Task directions
Copy out the records below exactly as they appear.

------ Entries shown ------

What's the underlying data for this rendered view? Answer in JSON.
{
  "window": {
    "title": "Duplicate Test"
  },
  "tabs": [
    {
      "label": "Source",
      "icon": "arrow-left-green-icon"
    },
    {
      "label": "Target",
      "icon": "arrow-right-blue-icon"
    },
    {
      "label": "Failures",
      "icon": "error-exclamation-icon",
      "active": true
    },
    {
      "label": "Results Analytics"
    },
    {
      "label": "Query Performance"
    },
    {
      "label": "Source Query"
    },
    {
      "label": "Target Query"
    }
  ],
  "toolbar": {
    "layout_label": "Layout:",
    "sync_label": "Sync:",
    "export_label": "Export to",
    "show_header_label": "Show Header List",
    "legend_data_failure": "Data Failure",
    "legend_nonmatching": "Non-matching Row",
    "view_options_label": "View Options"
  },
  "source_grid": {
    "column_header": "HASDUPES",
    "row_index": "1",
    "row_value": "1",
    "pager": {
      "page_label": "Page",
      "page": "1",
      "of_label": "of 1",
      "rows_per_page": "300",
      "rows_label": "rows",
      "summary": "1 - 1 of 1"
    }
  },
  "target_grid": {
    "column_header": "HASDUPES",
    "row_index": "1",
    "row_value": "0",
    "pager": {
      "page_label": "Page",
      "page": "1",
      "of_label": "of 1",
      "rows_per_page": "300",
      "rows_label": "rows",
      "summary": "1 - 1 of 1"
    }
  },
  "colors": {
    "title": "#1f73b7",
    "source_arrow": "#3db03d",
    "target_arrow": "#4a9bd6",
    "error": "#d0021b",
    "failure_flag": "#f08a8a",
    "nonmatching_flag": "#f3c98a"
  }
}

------

Response
What's the underlying data for this rendered view? Answer in JSON.
{
  "window": {
    "title": "Duplicate Test"
  },
  "tabs": [
    {
      "label": "Source",
      "icon": "arrow-left-green-icon"
    },
    {
      "label": "Target",
      "icon": "arrow-right-blue-icon"
    },
    {
      "label": "Failures",
      "icon": "error-exclamation-icon",
      "active": true
    },
    {
      "label": "Results Analytics"
    },
    {
      "label": "Query Performance"
    },
    {
      "label": "Source Query"
    },
    {
      "label": "Target Query"
    }
  ],
  "toolbar": {
    "layout_label": "Layout:",
    "sync_label": "Sync:",
    "export_label": "Export to",
    "show_header_label": "Show Header List",
    "legend_data_failure": "Data Failure",
    "legend_nonmatching": "Non-matching Row",
    "view_options_label": "View Options"
  },
  "source_grid": {
    "column_header": "HASDUPES",
    "row_index": "1",
    "row_value": "1",
    "pager": {
      "page_label": "Page",
      "page": "1",
      "of_label": "of 1",
      "rows_per_page": "300",
      "rows_label": "rows",
      "summary": "1 - 1 of 1"
    }
  },
  "target_grid": {
    "column_header": "HASDUPES",
    "row_index": "1",
    "row_value": "0",
    "pager": {
      "page_label": "Page",
      "page": "1",
      "of_label": "of 1",
      "rows_per_page": "300",
      "rows_label": "rows",
      "summary": "1 - 1 of 1"
    }
  },
  "colors": {
    "title": "#1f73b7",
    "source_arrow": "#3db03d",
    "target_arrow": "#4a9bd6",
    "error": "#d0021b",
    "failure_flag": "#f08a8a",
    "nonmatching_flag": "#f3c98a"
  }
}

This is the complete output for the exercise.